November - April, open daily 8am - 5:30 pm; May - October, 8am - sunset. Snyder Building open to 4:30pm in the winter and 5:30 in the summer except Thursdays, when it is open until 8pm in the summer.
$5.00 for Adults (over 18)
Ages 18 and under and members are admitted free
Admission to the Arboretum is free every Thursday after 4:30 pm.
For groups of 10 or more arriving in a single vehicle on weekdays, admission is $3.00 per person.
Group, wedding, and facility rental information and policies are available from the reservationist, 952-443-1411, or stop in at the Lobby Desk.
Added to JGarden:
The grounds at the Minnesota Landscape Arboretum were opened in 1958 and cover 939 acres. There are 9 demonstration gardens to show how great looking landscapes can be created in even the most stubborn landscapes. Assortments of wildflowers, a Japanese garden, and perennials round out the beautiful gardens of the facility.
The Minnesota Landscape Arboretum was founded to find plants that would tolerate the frigid -35°F winter weather of Minnesota. Landscape materials and winter hardy fruit development were required by the Minnesota Legislature act that established the arboretum. The goals of the arboretum are: a.) to develop winter hardy plant material; b.) to provide extension and University education; c.) to develop a program for children to study plants; and d.) to show and inspire the public about the value of landscape plants.
The arboretum is part of the University of Minnesota and administered through the Horticulture Department. The budget is over $4 million a year with 1/3 from the University; 1/3 from gate fees and revenues produced at the arboretum; and 1/3 as gifts and donations. There are 15 permanent staff members, 100 summer employees and 600 volunteers that give tours, do weeding and clerical assistance.
Fruit research began around the turn of this century at a farm near the edge of the present arboretum. Today, there are winter hardy fruits of almost every kind except peaches growing here. Landscaping plants research began soon after World War II. At the present time there are 935 acres of land at the arboretum and horticulture research center where the fruits are being grown. The fruit shade tree plantings began in 1958.
The Japanese garden is one of three in the twin cities region. There is also a home demonstration garden where nine different landscapes are illustrated. These include: a rock garden, a deck garden, a cut flower garden, a container garden, a garden for small spaces, an herb garden, a garden for outdoor living, a fruit and vegetable garden, a naturalistic garden, and an AllAmerican trial garden. The peony garden contains 150 new varieties. The rose garden has over 200 varieties of Tea Roses. Since roses die at 20°F, the "Minnesota tip method" was developed to keep the plants alive. Other areas of the arboretum include an Azalea garden, sugar maples, prairie wildflower display, shade tree display, a ginkgo collection, a maple grove, lindens, a weeping tree collection, crabapples, a small tree collection, a spruce collection, a pine collection containing over 100 varieties, several ash trees are growing, and there is an elm collection.

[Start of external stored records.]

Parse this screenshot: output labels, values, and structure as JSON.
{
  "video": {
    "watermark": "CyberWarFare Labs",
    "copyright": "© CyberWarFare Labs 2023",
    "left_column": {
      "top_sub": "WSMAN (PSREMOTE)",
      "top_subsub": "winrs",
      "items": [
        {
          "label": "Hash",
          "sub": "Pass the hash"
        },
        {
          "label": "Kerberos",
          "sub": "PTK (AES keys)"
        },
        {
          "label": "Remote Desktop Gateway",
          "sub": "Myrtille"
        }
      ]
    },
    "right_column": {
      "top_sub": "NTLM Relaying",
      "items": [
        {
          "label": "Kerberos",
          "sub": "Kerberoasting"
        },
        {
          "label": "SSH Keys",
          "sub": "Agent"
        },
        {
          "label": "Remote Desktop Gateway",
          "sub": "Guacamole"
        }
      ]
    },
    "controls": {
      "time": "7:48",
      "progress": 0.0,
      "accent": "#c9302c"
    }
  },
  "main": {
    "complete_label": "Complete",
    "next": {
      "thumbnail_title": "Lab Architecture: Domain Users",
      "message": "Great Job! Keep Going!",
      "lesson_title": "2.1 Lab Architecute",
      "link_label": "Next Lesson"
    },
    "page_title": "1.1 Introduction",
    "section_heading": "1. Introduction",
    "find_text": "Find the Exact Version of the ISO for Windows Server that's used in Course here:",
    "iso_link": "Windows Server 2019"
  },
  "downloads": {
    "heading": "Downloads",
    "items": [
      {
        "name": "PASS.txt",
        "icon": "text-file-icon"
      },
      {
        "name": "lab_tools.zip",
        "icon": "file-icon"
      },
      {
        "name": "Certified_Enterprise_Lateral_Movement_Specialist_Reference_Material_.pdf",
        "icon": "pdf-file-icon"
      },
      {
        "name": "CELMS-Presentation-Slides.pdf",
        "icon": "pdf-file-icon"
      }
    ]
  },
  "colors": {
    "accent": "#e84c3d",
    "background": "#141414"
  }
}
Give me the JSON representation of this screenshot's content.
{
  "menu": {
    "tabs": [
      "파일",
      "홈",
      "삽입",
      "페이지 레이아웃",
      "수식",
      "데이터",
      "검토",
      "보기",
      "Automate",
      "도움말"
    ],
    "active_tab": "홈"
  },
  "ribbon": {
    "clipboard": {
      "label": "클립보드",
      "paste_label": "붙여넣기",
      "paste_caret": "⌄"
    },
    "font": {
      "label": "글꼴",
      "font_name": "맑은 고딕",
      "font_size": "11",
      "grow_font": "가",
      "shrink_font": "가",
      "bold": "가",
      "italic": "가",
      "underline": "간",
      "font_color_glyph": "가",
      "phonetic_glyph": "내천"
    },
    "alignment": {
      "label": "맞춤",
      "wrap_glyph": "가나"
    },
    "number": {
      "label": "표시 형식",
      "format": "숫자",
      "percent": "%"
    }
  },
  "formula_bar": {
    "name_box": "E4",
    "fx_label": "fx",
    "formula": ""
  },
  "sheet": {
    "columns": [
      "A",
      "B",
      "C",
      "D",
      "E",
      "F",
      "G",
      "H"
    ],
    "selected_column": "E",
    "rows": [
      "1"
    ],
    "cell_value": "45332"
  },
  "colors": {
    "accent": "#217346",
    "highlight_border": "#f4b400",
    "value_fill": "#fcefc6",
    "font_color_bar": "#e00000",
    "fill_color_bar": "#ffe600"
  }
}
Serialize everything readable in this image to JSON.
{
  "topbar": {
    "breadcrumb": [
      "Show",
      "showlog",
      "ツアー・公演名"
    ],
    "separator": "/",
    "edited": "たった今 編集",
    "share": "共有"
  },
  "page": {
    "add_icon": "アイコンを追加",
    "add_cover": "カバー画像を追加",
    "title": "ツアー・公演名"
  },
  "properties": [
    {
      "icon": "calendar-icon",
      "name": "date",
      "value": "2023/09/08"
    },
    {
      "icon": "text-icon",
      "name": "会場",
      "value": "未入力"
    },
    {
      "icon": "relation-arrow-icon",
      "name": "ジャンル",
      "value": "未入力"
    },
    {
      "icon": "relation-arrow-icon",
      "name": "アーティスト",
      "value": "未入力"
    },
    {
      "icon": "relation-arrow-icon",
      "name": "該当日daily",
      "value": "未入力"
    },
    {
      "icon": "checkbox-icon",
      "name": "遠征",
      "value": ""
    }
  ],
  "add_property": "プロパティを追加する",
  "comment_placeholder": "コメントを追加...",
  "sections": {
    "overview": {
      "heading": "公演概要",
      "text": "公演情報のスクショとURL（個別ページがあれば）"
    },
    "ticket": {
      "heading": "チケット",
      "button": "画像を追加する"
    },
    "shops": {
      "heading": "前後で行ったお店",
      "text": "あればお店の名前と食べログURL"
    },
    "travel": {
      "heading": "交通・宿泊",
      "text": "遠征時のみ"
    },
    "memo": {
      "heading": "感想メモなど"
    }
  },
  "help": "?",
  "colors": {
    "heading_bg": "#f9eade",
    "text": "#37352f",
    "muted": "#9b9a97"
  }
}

Offers books in horticulture and related subjects, unique cards and graphics, and special Arboretum and Minnesota gift items to make your visit memorable.
Daily serves hearty cafeteria-style lunches with homemade soups, gourmet salads and great freshly baked desserts. Picnic lunches and catered buffets are available for groups.
Wheelchairs are available without charge. See Lobby Desk receptionist. Most of grounds are accessible by wheelchair, or by motorized vehicle on paved drive.
How to Get to the Arboretum
The Minnesota Landscape Arboretum is located about 4 miles west of Chanhassen on State Hwy. 5, just one quarter-mile west of the intersection of State Hwy. 5 and State Hwy. 41.
Take 35W to I-494 west to State Hwy. 5 (exit 11C).
OR, take 35W to the Crosstown (62), go west and follow the signs to Hwy. 212, but do not exit the highway, and continue west on State Hwy. 5.
Follow State Hwy. 5 for about 9.25 miles, past Chanhassen, past the intersection of State Hwy. 5 and State Hwy. 41. Just past the intersection of State Hwy. 41, there will be a small brown sign on the right-hand side of the road just before the Arboretum entrance. On the left you will se
While the sound
Of the cascade
Long since has ceased,
We still hear the murmur
Of its name.
Taki no oto wa
Nao kikoe kere.
Fujiwara no Kinto (966-1041) Hyakunin Isshu trans. by M.V. Otake